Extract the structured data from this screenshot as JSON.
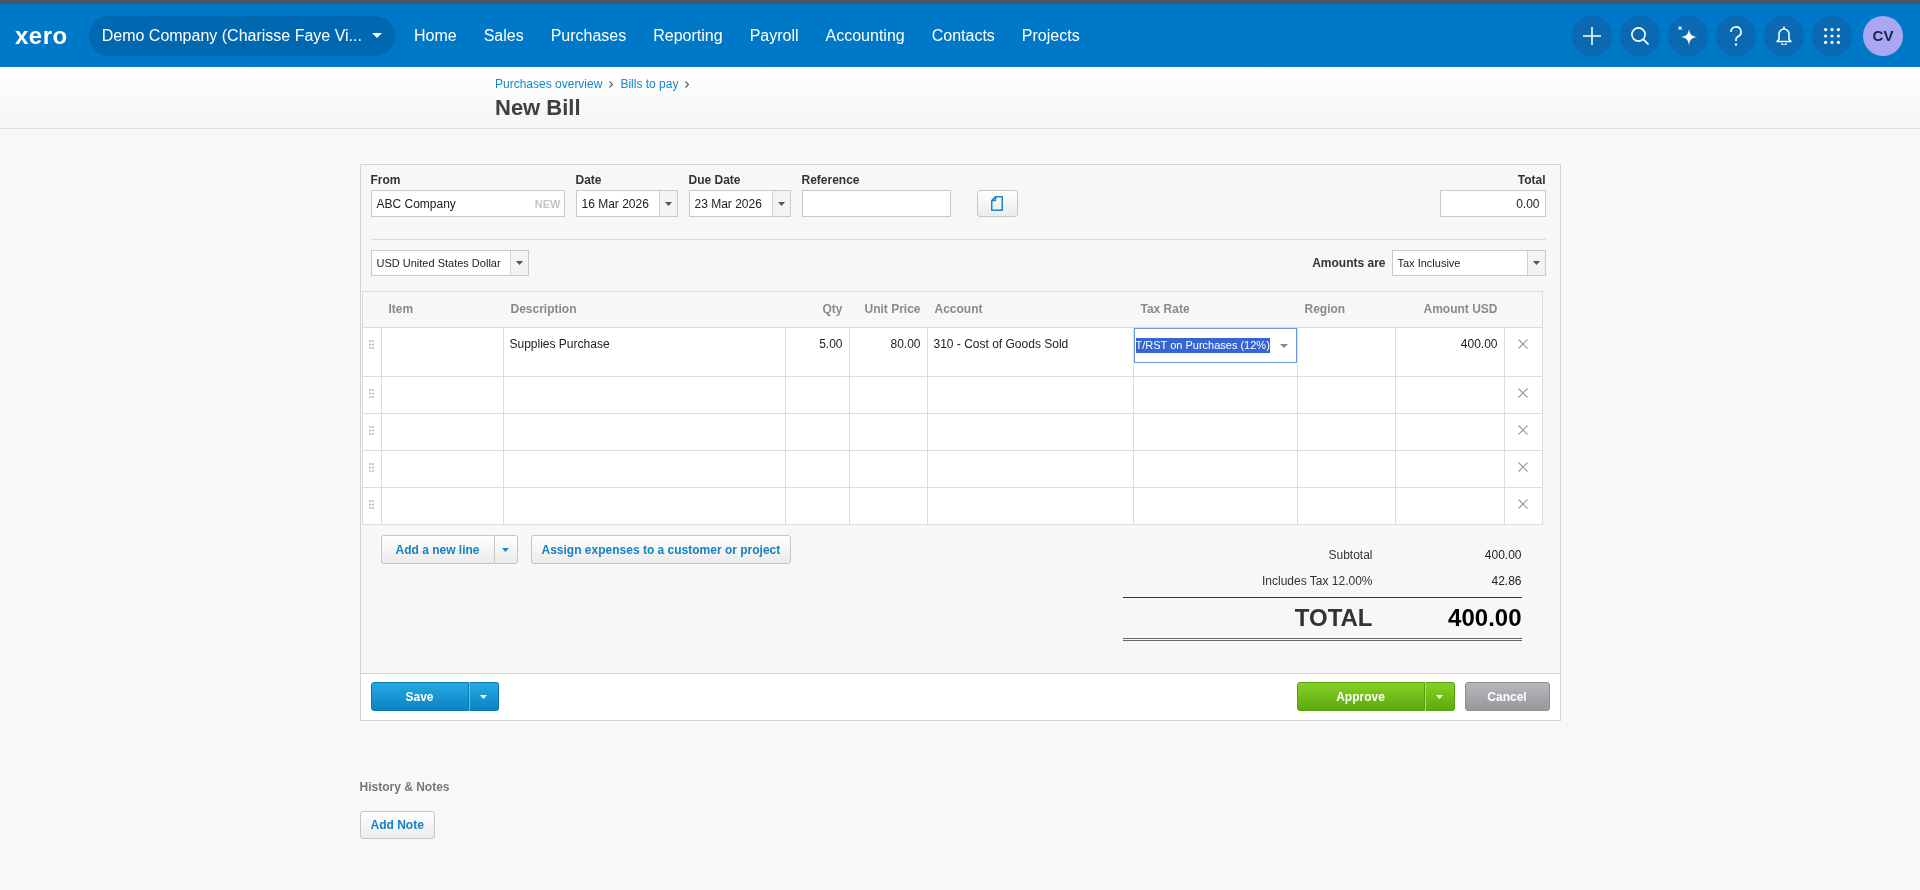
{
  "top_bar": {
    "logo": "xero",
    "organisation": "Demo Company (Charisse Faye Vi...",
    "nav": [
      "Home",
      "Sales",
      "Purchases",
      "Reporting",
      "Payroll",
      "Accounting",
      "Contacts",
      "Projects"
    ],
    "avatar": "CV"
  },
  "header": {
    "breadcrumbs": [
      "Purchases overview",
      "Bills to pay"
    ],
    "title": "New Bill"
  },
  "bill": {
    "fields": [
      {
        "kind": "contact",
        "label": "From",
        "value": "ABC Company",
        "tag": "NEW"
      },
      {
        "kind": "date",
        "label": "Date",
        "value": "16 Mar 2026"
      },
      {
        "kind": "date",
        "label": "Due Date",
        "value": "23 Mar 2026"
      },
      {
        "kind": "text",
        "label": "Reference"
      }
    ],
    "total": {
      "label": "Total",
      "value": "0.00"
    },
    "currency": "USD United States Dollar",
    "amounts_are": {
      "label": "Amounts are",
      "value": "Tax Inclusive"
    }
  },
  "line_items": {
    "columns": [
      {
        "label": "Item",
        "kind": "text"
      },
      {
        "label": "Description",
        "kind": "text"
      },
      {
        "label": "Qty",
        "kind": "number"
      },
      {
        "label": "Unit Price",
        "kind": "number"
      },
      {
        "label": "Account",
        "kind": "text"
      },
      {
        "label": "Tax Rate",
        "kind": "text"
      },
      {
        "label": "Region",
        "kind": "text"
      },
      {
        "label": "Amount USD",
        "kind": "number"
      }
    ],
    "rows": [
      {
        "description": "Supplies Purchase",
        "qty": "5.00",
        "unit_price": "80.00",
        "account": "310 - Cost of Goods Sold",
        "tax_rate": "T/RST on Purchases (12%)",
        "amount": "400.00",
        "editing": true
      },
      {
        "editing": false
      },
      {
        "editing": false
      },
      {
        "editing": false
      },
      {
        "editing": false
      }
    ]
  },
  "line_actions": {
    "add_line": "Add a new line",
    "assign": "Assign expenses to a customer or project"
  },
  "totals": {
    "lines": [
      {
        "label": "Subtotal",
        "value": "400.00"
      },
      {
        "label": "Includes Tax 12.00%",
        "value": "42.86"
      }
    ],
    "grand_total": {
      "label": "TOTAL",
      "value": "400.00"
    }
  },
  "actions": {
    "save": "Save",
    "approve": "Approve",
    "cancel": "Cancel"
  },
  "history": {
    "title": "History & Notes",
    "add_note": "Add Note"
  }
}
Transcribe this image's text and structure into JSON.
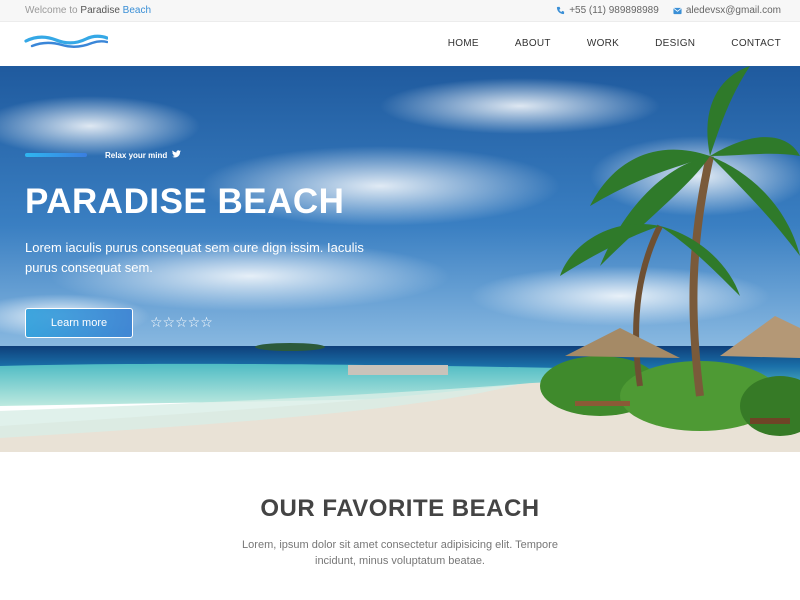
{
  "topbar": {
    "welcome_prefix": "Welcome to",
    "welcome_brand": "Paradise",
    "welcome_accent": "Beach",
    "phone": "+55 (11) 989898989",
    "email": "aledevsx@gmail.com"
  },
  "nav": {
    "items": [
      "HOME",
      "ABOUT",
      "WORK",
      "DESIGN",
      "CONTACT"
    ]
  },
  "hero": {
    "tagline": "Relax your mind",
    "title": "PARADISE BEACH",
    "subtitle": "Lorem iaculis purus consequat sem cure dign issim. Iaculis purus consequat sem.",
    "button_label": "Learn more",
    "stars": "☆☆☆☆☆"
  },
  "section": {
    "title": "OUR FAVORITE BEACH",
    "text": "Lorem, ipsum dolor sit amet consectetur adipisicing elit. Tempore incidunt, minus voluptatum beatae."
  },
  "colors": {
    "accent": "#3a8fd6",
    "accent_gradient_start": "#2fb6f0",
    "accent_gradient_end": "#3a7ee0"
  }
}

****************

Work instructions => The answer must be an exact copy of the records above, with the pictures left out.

Completed exercise =>
Extract the structured data from this screenshot as JSON.
{
  "top_bar": {
    "logo": "xero",
    "organisation": "Demo Company (Charisse Faye Vi...",
    "nav": [
      "Home",
      "Sales",
      "Purchases",
      "Reporting",
      "Payroll",
      "Accounting",
      "Contacts",
      "Projects"
    ],
    "avatar": "CV"
  },
  "header": {
    "breadcrumbs": [
      "Purchases overview",
      "Bills to pay"
    ],
    "title": "New Bill"
  },
  "bill": {
    "fields": [
      {
        "kind": "contact",
        "label": "From",
        "value": "ABC Company",
        "tag": "NEW"
      },
      {
        "kind": "date",
        "label": "Date",
        "value": "16 Mar 2026"
      },
      {
        "kind": "date",
        "label": "Due Date",
        "value": "23 Mar 2026"
      },
      {
        "kind": "text",
        "label": "Reference"
      }
    ],
    "total": {
      "label": "Total",
      "value": "0.00"
    },
    "currency": "USD United States Dollar",
    "amounts_are": {
      "label": "Amounts are",
      "value": "Tax Inclusive"
    }
  },
  "line_items": {
    "columns": [
      {
        "label": "Item",
        "kind": "text"
      },
      {
        "label": "Description",
        "kind": "text"
      },
      {
        "label": "Qty",
        "kind": "number"
      },
      {
        "label": "Unit Price",
        "kind": "number"
      },
      {
        "label": "Account",
        "kind": "text"
      },
      {
        "label": "Tax Rate",
        "kind": "text"
      },
      {
        "label": "Region",
        "kind": "text"
      },
      {
        "label": "Amount USD",
        "kind": "number"
      }
    ],
    "rows": [
      {
        "description": "Supplies Purchase",
        "qty": "5.00",
        "unit_price": "80.00",
        "account": "310 - Cost of Goods Sold",
        "tax_rate": "T/RST on Purchases (12%)",
        "amount": "400.00",
        "editing": true
      },
      {
        "editing": false
      },
      {
        "editing": false
      },
      {
        "editing": false
      },
      {
        "editing": false
      }
    ]
  },
  "line_actions": {
    "add_line": "Add a new line",
    "assign": "Assign expenses to a customer or project"
  },
  "totals": {
    "lines": [
      {
        "label": "Subtotal",
        "value": "400.00"
      },
      {
        "label": "Includes Tax 12.00%",
        "value": "42.86"
      }
    ],
    "grand_total": {
      "label": "TOTAL",
      "value": "400.00"
    }
  },
  "actions": {
    "save": "Save",
    "approve": "Approve",
    "cancel": "Cancel"
  },
  "history": {
    "title": "History & Notes",
    "add_note": "Add Note"
  }
}
Transcribe this image's text and structure into JSON.
{
  "topbar": {
    "welcome_prefix": "Welcome to",
    "welcome_brand": "Paradise",
    "welcome_accent": "Beach",
    "phone": "+55 (11) 989898989",
    "email": "aledevsx@gmail.com"
  },
  "nav": {
    "items": [
      "HOME",
      "ABOUT",
      "WORK",
      "DESIGN",
      "CONTACT"
    ]
  },
  "hero": {
    "tagline": "Relax your mind",
    "title": "PARADISE BEACH",
    "subtitle": "Lorem iaculis purus consequat sem cure dign issim. Iaculis purus consequat sem.",
    "button_label": "Learn more",
    "stars": "☆☆☆☆☆"
  },
  "section": {
    "title": "OUR FAVORITE BEACH",
    "text": "Lorem, ipsum dolor sit amet consectetur adipisicing elit. Tempore incidunt, minus voluptatum beatae."
  },
  "colors": {
    "accent": "#3a8fd6",
    "accent_gradient_start": "#2fb6f0",
    "accent_gradient_end": "#3a7ee0"
  }
}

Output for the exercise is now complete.